» **Data records**:
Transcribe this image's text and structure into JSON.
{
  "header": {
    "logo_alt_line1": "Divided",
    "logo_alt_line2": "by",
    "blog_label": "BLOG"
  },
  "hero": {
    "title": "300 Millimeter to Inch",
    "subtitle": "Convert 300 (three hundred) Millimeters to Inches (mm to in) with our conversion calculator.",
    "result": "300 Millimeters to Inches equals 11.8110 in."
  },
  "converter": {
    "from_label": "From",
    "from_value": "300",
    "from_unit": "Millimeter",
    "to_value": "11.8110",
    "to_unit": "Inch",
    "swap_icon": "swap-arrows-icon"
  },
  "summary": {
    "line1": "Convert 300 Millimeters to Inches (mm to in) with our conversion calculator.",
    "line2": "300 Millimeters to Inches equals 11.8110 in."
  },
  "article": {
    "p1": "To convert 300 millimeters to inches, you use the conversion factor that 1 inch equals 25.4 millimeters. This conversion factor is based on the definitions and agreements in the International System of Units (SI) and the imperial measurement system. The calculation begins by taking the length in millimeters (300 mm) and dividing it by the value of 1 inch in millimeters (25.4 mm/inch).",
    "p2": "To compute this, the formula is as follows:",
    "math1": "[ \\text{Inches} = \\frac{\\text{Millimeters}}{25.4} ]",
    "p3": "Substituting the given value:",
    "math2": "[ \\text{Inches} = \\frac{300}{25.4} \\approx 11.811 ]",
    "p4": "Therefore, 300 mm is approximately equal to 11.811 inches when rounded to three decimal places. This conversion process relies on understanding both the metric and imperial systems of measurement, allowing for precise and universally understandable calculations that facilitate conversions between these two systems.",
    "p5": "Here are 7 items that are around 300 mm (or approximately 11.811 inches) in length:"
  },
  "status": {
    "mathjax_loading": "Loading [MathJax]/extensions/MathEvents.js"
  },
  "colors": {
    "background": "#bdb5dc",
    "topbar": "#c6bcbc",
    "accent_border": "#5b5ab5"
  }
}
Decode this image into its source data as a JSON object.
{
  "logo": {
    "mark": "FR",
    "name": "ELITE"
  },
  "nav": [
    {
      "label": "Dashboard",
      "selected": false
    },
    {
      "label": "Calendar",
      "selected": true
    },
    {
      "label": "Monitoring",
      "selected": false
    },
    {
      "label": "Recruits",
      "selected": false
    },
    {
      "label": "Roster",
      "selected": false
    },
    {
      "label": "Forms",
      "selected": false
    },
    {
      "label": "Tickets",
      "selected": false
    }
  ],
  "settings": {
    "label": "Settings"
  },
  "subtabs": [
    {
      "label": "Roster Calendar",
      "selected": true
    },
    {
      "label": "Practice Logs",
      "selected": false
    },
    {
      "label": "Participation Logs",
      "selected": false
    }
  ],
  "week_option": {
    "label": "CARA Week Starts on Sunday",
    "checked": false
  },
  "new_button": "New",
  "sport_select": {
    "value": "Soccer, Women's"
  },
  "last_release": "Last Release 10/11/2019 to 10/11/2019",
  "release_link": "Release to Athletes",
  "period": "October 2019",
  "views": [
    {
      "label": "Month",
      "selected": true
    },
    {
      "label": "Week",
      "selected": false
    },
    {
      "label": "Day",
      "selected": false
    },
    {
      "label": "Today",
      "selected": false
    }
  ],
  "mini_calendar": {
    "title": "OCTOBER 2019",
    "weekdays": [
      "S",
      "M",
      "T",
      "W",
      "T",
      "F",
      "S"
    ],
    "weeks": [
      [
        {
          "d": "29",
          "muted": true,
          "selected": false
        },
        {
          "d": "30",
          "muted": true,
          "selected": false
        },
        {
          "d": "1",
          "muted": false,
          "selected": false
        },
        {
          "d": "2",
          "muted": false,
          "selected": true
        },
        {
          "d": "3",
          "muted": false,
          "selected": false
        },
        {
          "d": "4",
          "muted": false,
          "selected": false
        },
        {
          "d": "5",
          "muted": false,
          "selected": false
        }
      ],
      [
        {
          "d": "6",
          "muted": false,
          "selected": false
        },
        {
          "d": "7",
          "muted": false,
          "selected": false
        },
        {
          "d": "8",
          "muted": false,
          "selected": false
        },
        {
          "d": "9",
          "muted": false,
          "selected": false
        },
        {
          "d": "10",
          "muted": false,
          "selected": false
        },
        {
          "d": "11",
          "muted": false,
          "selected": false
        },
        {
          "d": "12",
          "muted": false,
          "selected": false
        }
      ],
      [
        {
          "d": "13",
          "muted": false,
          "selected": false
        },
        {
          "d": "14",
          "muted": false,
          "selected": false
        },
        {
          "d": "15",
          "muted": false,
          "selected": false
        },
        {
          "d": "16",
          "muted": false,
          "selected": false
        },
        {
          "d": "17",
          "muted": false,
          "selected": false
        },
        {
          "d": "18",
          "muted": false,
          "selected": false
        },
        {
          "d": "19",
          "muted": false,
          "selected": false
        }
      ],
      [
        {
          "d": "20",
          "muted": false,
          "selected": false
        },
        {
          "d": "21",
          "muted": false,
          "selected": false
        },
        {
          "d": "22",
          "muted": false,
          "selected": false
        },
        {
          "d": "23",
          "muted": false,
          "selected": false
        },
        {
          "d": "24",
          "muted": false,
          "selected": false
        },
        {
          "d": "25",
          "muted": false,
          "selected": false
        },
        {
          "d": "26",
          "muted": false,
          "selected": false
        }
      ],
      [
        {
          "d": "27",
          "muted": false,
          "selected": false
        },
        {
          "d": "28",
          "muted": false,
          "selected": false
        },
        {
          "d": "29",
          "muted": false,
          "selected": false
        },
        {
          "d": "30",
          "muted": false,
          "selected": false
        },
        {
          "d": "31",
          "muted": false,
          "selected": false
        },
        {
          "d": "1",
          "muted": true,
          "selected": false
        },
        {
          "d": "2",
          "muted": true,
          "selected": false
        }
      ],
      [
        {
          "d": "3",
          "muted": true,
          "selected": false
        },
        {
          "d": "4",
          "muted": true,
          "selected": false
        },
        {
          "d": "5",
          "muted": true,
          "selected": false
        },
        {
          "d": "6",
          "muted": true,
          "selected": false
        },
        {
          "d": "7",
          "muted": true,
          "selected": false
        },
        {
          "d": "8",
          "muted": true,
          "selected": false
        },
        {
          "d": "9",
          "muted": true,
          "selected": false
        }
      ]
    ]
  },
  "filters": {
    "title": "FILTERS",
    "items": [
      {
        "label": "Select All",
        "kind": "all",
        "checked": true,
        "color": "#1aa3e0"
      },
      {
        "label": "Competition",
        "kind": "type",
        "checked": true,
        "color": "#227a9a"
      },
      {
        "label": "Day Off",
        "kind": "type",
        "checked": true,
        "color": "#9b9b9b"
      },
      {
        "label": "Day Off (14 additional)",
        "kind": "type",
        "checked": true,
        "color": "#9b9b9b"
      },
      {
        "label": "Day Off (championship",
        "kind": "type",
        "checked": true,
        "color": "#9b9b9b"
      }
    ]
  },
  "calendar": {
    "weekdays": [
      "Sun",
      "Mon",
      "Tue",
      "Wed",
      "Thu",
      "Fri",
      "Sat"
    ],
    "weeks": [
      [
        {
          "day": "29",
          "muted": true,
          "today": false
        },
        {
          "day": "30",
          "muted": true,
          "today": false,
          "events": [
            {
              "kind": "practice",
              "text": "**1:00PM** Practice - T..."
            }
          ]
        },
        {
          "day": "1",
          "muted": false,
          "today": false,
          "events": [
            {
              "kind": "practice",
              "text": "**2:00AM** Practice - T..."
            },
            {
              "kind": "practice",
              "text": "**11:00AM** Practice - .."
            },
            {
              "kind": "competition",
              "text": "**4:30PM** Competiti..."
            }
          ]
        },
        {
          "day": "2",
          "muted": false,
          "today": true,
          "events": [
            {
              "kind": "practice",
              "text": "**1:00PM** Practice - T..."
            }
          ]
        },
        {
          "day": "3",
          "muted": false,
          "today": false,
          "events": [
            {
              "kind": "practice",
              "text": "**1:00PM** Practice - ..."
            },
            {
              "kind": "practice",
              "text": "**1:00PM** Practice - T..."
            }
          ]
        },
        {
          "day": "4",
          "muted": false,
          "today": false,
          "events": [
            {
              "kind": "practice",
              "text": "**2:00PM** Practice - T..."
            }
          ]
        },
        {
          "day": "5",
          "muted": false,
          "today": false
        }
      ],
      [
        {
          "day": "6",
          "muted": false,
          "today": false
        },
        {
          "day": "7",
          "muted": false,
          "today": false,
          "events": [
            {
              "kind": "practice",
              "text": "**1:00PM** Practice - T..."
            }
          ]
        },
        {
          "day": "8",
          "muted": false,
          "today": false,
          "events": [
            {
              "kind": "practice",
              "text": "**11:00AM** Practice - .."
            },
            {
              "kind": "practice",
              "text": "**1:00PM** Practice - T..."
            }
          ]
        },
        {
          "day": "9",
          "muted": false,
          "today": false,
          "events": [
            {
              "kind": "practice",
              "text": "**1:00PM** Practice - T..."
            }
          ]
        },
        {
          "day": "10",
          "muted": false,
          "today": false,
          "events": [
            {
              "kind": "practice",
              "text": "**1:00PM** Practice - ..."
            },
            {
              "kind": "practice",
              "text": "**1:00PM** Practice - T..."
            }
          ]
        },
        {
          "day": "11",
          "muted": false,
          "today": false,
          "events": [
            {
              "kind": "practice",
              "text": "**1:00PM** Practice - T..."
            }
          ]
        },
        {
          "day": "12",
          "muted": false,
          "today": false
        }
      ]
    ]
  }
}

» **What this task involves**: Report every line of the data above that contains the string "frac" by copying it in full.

» **Task response**:
    "math1": "[ \\text{Inches} = \\frac{\\text{Millimeters}}{25.4} ]",
    "math2": "[ \\text{Inches} = \\frac{300}{25.4} \\approx 11.811 ]",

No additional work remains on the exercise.